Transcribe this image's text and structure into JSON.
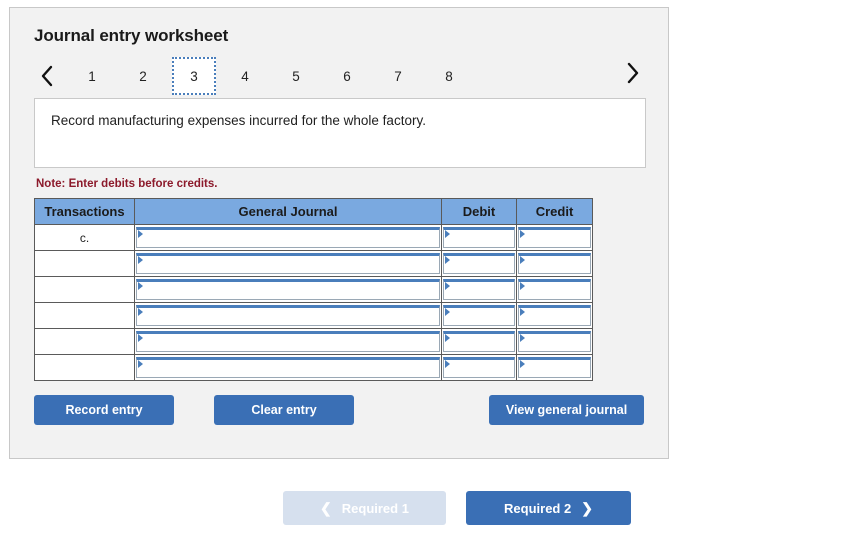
{
  "panel": {
    "title": "Journal entry worksheet",
    "nav": {
      "prev_icon": "chevron-left-icon",
      "next_icon": "chevron-right-icon",
      "tabs": [
        {
          "label": "1",
          "active": false
        },
        {
          "label": "2",
          "active": false
        },
        {
          "label": "3",
          "active": true
        },
        {
          "label": "4",
          "active": false
        },
        {
          "label": "5",
          "active": false
        },
        {
          "label": "6",
          "active": false
        },
        {
          "label": "7",
          "active": false
        },
        {
          "label": "8",
          "active": false
        }
      ]
    },
    "description": "Record manufacturing expenses incurred for the whole factory.",
    "note": "Note: Enter debits before credits.",
    "table": {
      "headers": [
        "Transactions",
        "General Journal",
        "Debit",
        "Credit"
      ],
      "rows": [
        {
          "transaction": "c.",
          "general_journal": "",
          "debit": "",
          "credit": ""
        },
        {
          "transaction": "",
          "general_journal": "",
          "debit": "",
          "credit": ""
        },
        {
          "transaction": "",
          "general_journal": "",
          "debit": "",
          "credit": ""
        },
        {
          "transaction": "",
          "general_journal": "",
          "debit": "",
          "credit": ""
        },
        {
          "transaction": "",
          "general_journal": "",
          "debit": "",
          "credit": ""
        },
        {
          "transaction": "",
          "general_journal": "",
          "debit": "",
          "credit": ""
        }
      ]
    },
    "buttons": {
      "record": "Record entry",
      "clear": "Clear entry",
      "view": "View general journal"
    }
  },
  "bottom_nav": {
    "prev_label": "Required 1",
    "prev_icon": "chevron-left-icon",
    "next_label": "Required 2",
    "next_icon": "chevron-right-icon"
  },
  "colors": {
    "accent_blue": "#3a6fb5",
    "header_blue": "#7aa9e0",
    "disabled_blue": "#d6e0ee",
    "note_red": "#8c1a2b",
    "panel_bg": "#f2f2f2"
  }
}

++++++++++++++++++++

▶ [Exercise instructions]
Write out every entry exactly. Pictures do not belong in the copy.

▶ [Exercise solution]
Transcribe this image's text and structure into JSON.
{
  "panel": {
    "title": "Journal entry worksheet",
    "nav": {
      "prev_icon": "chevron-left-icon",
      "next_icon": "chevron-right-icon",
      "tabs": [
        {
          "label": "1",
          "active": false
        },
        {
          "label": "2",
          "active": false
        },
        {
          "label": "3",
          "active": true
        },
        {
          "label": "4",
          "active": false
        },
        {
          "label": "5",
          "active": false
        },
        {
          "label": "6",
          "active": false
        },
        {
          "label": "7",
          "active": false
        },
        {
          "label": "8",
          "active": false
        }
      ]
    },
    "description": "Record manufacturing expenses incurred for the whole factory.",
    "note": "Note: Enter debits before credits.",
    "table": {
      "headers": [
        "Transactions",
        "General Journal",
        "Debit",
        "Credit"
      ],
      "rows": [
        {
          "transaction": "c.",
          "general_journal": "",
          "debit": "",
          "credit": ""
        },
        {
          "transaction": "",
          "general_journal": "",
          "debit": "",
          "credit": ""
        },
        {
          "transaction": "",
          "general_journal": "",
          "debit": "",
          "credit": ""
        },
        {
          "transaction": "",
          "general_journal": "",
          "debit": "",
          "credit": ""
        },
        {
          "transaction": "",
          "general_journal": "",
          "debit": "",
          "credit": ""
        },
        {
          "transaction": "",
          "general_journal": "",
          "debit": "",
          "credit": ""
        }
      ]
    },
    "buttons": {
      "record": "Record entry",
      "clear": "Clear entry",
      "view": "View general journal"
    }
  },
  "bottom_nav": {
    "prev_label": "Required 1",
    "prev_icon": "chevron-left-icon",
    "next_label": "Required 2",
    "next_icon": "chevron-right-icon"
  },
  "colors": {
    "accent_blue": "#3a6fb5",
    "header_blue": "#7aa9e0",
    "disabled_blue": "#d6e0ee",
    "note_red": "#8c1a2b",
    "panel_bg": "#f2f2f2"
  }
}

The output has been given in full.